Exercise:
Copy the records below character for character.

[Start of section]

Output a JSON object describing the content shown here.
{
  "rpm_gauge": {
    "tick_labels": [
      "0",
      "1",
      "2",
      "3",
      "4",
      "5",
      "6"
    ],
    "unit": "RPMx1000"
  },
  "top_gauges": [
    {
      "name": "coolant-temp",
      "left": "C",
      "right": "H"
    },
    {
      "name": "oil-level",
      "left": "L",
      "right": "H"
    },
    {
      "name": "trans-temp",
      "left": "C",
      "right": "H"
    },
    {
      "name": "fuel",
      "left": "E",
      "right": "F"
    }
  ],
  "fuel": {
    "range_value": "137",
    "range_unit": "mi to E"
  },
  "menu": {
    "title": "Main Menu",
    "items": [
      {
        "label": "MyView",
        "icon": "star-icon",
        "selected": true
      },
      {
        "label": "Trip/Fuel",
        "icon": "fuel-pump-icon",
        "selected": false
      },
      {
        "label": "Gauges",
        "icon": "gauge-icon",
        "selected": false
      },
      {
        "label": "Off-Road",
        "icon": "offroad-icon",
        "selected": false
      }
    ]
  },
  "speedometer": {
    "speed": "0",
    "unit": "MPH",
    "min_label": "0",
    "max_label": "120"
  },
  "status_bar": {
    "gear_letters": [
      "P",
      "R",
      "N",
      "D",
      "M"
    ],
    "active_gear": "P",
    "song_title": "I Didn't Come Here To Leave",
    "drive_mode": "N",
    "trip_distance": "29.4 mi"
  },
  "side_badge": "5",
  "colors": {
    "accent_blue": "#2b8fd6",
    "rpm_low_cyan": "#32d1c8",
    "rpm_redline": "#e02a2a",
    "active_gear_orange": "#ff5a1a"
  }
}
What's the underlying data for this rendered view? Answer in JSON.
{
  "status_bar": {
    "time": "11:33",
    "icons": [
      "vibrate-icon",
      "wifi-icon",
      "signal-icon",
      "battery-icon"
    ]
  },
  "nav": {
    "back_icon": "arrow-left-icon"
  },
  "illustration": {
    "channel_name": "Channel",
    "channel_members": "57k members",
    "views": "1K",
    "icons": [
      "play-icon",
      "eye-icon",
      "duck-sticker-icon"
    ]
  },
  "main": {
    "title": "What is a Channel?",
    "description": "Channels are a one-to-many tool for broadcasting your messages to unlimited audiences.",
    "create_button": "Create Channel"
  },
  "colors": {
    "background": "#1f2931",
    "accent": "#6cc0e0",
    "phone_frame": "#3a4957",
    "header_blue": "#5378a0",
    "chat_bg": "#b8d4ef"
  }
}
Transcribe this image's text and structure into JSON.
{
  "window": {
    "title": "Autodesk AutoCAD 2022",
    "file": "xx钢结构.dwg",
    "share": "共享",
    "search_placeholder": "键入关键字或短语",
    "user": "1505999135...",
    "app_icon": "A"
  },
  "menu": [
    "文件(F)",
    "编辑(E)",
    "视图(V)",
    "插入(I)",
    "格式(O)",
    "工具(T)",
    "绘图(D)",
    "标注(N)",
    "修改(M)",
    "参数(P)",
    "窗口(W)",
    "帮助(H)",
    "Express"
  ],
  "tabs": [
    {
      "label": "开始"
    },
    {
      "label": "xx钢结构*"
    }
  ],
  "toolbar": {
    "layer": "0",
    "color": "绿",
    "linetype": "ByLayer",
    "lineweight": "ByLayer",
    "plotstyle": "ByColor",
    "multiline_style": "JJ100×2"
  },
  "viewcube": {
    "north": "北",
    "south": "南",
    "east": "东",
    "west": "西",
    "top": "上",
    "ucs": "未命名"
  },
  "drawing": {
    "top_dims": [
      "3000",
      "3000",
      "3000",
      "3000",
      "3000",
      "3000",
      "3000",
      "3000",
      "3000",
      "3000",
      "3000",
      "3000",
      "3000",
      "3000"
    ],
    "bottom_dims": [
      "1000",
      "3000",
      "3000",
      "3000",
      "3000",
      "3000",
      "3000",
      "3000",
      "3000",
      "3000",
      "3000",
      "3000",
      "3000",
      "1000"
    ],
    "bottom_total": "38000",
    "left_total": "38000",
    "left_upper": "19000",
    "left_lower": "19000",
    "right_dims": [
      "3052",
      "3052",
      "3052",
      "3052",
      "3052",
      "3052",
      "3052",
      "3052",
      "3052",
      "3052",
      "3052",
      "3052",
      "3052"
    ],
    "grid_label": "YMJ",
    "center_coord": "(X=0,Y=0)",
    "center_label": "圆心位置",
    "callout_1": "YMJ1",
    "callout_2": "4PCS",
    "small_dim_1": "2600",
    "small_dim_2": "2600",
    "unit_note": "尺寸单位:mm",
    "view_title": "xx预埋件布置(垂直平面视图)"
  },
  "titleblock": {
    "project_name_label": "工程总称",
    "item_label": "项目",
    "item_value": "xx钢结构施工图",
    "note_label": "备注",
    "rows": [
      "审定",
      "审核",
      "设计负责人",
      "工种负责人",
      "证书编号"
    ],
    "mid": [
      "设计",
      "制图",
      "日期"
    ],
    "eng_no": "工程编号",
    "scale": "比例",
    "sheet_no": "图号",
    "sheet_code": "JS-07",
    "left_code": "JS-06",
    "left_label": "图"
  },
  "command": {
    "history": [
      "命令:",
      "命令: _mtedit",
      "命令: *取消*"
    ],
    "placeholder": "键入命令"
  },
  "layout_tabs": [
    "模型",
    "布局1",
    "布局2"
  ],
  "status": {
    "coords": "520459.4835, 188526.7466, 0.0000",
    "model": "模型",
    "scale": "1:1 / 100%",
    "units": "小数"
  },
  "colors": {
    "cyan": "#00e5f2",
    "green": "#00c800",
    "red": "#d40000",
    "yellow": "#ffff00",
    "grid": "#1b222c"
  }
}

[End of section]

Your response:
Output a JSON object describing the content shown here.
{
  "rpm_gauge": {
    "tick_labels": [
      "0",
      "1",
      "2",
      "3",
      "4",
      "5",
      "6"
    ],
    "unit": "RPMx1000"
  },
  "top_gauges": [
    {
      "name": "coolant-temp",
      "left": "C",
      "right": "H"
    },
    {
      "name": "oil-level",
      "left": "L",
      "right": "H"
    },
    {
      "name": "trans-temp",
      "left": "C",
      "right": "H"
    },
    {
      "name": "fuel",
      "left": "E",
      "right": "F"
    }
  ],
  "fuel": {
    "range_value": "137",
    "range_unit": "mi to E"
  },
  "menu": {
    "title": "Main Menu",
    "items": [
      {
        "label": "MyView",
        "icon": "star-icon",
        "selected": true
      },
      {
        "label": "Trip/Fuel",
        "icon": "fuel-pump-icon",
        "selected": false
      },
      {
        "label": "Gauges",
        "icon": "gauge-icon",
        "selected": false
      },
      {
        "label": "Off-Road",
        "icon": "offroad-icon",
        "selected": false
      }
    ]
  },
  "speedometer": {
    "speed": "0",
    "unit": "MPH",
    "min_label": "0",
    "max_label": "120"
  },
  "status_bar": {
    "gear_letters": [
      "P",
      "R",
      "N",
      "D",
      "M"
    ],
    "active_gear": "P",
    "song_title": "I Didn't Come Here To Leave",
    "drive_mode": "N",
    "trip_distance": "29.4 mi"
  },
  "side_badge": "5",
  "colors": {
    "accent_blue": "#2b8fd6",
    "rpm_low_cyan": "#32d1c8",
    "rpm_redline": "#e02a2a",
    "active_gear_orange": "#ff5a1a"
  }
}
What's the underlying data for this rendered view? Answer in JSON.
{
  "status_bar": {
    "time": "11:33",
    "icons": [
      "vibrate-icon",
      "wifi-icon",
      "signal-icon",
      "battery-icon"
    ]
  },
  "nav": {
    "back_icon": "arrow-left-icon"
  },
  "illustration": {
    "channel_name": "Channel",
    "channel_members": "57k members",
    "views": "1K",
    "icons": [
      "play-icon",
      "eye-icon",
      "duck-sticker-icon"
    ]
  },
  "main": {
    "title": "What is a Channel?",
    "description": "Channels are a one-to-many tool for broadcasting your messages to unlimited audiences.",
    "create_button": "Create Channel"
  },
  "colors": {
    "background": "#1f2931",
    "accent": "#6cc0e0",
    "phone_frame": "#3a4957",
    "header_blue": "#5378a0",
    "chat_bg": "#b8d4ef"
  }
}
Transcribe this image's text and structure into JSON.
{
  "window": {
    "title": "Autodesk AutoCAD 2022",
    "file": "xx钢结构.dwg",
    "share": "共享",
    "search_placeholder": "键入关键字或短语",
    "user": "1505999135...",
    "app_icon": "A"
  },
  "menu": [
    "文件(F)",
    "编辑(E)",
    "视图(V)",
    "插入(I)",
    "格式(O)",
    "工具(T)",
    "绘图(D)",
    "标注(N)",
    "修改(M)",
    "参数(P)",
    "窗口(W)",
    "帮助(H)",
    "Express"
  ],
  "tabs": [
    {
      "label": "开始"
    },
    {
      "label": "xx钢结构*"
    }
  ],
  "toolbar": {
    "layer": "0",
    "color": "绿",
    "linetype": "ByLayer",
    "lineweight": "ByLayer",
    "plotstyle": "ByColor",
    "multiline_style": "JJ100×2"
  },
  "viewcube": {
    "north": "北",
    "south": "南",
    "east": "东",
    "west": "西",
    "top": "上",
    "ucs": "未命名"
  },
  "drawing": {
    "top_dims": [
      "3000",
      "3000",
      "3000",
      "3000",
      "3000",
      "3000",
      "3000",
      "3000",
      "3000",
      "3000",
      "3000",
      "3000",
      "3000",
      "3000"
    ],
    "bottom_dims": [
      "1000",
      "3000",
      "3000",
      "3000",
      "3000",
      "3000",
      "3000",
      "3000",
      "3000",
      "3000",
      "3000",
      "3000",
      "3000",
      "1000"
    ],
    "bottom_total": "38000",
    "left_total": "38000",
    "left_upper": "19000",
    "left_lower": "19000",
    "right_dims": [
      "3052",
      "3052",
      "3052",
      "3052",
      "3052",
      "3052",
      "3052",
      "3052",
      "3052",
      "3052",
      "3052",
      "3052",
      "3052"
    ],
    "grid_label": "YMJ",
    "center_coord": "(X=0,Y=0)",
    "center_label": "圆心位置",
    "callout_1": "YMJ1",
    "callout_2": "4PCS",
    "small_dim_1": "2600",
    "small_dim_2": "2600",
    "unit_note": "尺寸单位:mm",
    "view_title": "xx预埋件布置(垂直平面视图)"
  },
  "titleblock": {
    "project_name_label": "工程总称",
    "item_label": "项目",
    "item_value": "xx钢结构施工图",
    "note_label": "备注",
    "rows": [
      "审定",
      "审核",
      "设计负责人",
      "工种负责人",
      "证书编号"
    ],
    "mid": [
      "设计",
      "制图",
      "日期"
    ],
    "eng_no": "工程编号",
    "scale": "比例",
    "sheet_no": "图号",
    "sheet_code": "JS-07",
    "left_code": "JS-06",
    "left_label": "图"
  },
  "command": {
    "history": [
      "命令:",
      "命令: _mtedit",
      "命令: *取消*"
    ],
    "placeholder": "键入命令"
  },
  "layout_tabs": [
    "模型",
    "布局1",
    "布局2"
  ],
  "status": {
    "coords": "520459.4835, 188526.7466, 0.0000",
    "model": "模型",
    "scale": "1:1 / 100%",
    "units": "小数"
  },
  "colors": {
    "cyan": "#00e5f2",
    "green": "#00c800",
    "red": "#d40000",
    "yellow": "#ffff00",
    "grid": "#1b222c"
  }
}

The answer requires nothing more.